─── Input data ───

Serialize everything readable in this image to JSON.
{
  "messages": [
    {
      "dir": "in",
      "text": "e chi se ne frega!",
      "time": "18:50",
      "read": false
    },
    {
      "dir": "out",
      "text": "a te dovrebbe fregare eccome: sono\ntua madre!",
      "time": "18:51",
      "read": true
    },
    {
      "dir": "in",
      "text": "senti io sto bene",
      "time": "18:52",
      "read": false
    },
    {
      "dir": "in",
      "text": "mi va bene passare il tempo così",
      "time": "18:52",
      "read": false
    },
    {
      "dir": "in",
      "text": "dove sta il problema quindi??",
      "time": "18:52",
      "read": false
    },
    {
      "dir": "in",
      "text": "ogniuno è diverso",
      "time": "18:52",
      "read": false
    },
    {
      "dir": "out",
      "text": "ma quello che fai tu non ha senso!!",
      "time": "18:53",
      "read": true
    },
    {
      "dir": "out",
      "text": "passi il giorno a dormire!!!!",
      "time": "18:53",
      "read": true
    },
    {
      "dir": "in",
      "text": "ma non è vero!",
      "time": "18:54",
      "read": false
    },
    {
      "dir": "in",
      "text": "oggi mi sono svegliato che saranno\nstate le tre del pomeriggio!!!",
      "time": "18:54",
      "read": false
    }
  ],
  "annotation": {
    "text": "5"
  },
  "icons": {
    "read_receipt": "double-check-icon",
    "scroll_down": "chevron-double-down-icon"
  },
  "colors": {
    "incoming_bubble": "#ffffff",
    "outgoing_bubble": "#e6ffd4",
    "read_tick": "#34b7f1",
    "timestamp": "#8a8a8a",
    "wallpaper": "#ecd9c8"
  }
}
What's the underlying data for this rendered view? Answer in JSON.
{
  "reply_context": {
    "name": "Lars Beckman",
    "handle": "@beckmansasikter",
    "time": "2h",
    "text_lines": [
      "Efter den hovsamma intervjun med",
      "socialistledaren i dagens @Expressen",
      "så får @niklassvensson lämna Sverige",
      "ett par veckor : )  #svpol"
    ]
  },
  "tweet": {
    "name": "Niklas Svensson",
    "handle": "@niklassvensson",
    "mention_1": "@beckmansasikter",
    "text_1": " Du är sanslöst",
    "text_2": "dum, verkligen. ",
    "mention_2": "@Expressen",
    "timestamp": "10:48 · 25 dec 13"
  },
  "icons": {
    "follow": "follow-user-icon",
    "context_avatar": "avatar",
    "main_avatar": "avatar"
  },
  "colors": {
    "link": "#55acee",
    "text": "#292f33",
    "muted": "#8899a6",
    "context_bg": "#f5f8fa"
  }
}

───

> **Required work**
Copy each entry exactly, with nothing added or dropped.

> **Expected answer**
Serialize everything readable in this image to JSON.
{
  "messages": [
    {
      "dir": "in",
      "text": "e chi se ne frega!",
      "time": "18:50",
      "read": false
    },
    {
      "dir": "out",
      "text": "a te dovrebbe fregare eccome: sono\ntua madre!",
      "time": "18:51",
      "read": true
    },
    {
      "dir": "in",
      "text": "senti io sto bene",
      "time": "18:52",
      "read": false
    },
    {
      "dir": "in",
      "text": "mi va bene passare il tempo così",
      "time": "18:52",
      "read": false
    },
    {
      "dir": "in",
      "text": "dove sta il problema quindi??",
      "time": "18:52",
      "read": false
    },
    {
      "dir": "in",
      "text": "ogniuno è diverso",
      "time": "18:52",
      "read": false
    },
    {
      "dir": "out",
      "text": "ma quello che fai tu non ha senso!!",
      "time": "18:53",
      "read": true
    },
    {
      "dir": "out",
      "text": "passi il giorno a dormire!!!!",
      "time": "18:53",
      "read": true
    },
    {
      "dir": "in",
      "text": "ma non è vero!",
      "time": "18:54",
      "read": false
    },
    {
      "dir": "in",
      "text": "oggi mi sono svegliato che saranno\nstate le tre del pomeriggio!!!",
      "time": "18:54",
      "read": false
    }
  ],
  "annotation": {
    "text": "5"
  },
  "icons": {
    "read_receipt": "double-check-icon",
    "scroll_down": "chevron-double-down-icon"
  },
  "colors": {
    "incoming_bubble": "#ffffff",
    "outgoing_bubble": "#e6ffd4",
    "read_tick": "#34b7f1",
    "timestamp": "#8a8a8a",
    "wallpaper": "#ecd9c8"
  }
}
What's the underlying data for this rendered view? Answer in JSON.
{
  "reply_context": {
    "name": "Lars Beckman",
    "handle": "@beckmansasikter",
    "time": "2h",
    "text_lines": [
      "Efter den hovsamma intervjun med",
      "socialistledaren i dagens @Expressen",
      "så får @niklassvensson lämna Sverige",
      "ett par veckor : )  #svpol"
    ]
  },
  "tweet": {
    "name": "Niklas Svensson",
    "handle": "@niklassvensson",
    "mention_1": "@beckmansasikter",
    "text_1": " Du är sanslöst",
    "text_2": "dum, verkligen. ",
    "mention_2": "@Expressen",
    "timestamp": "10:48 · 25 dec 13"
  },
  "icons": {
    "follow": "follow-user-icon",
    "context_avatar": "avatar",
    "main_avatar": "avatar"
  },
  "colors": {
    "link": "#55acee",
    "text": "#292f33",
    "muted": "#8899a6",
    "context_bg": "#f5f8fa"
  }
}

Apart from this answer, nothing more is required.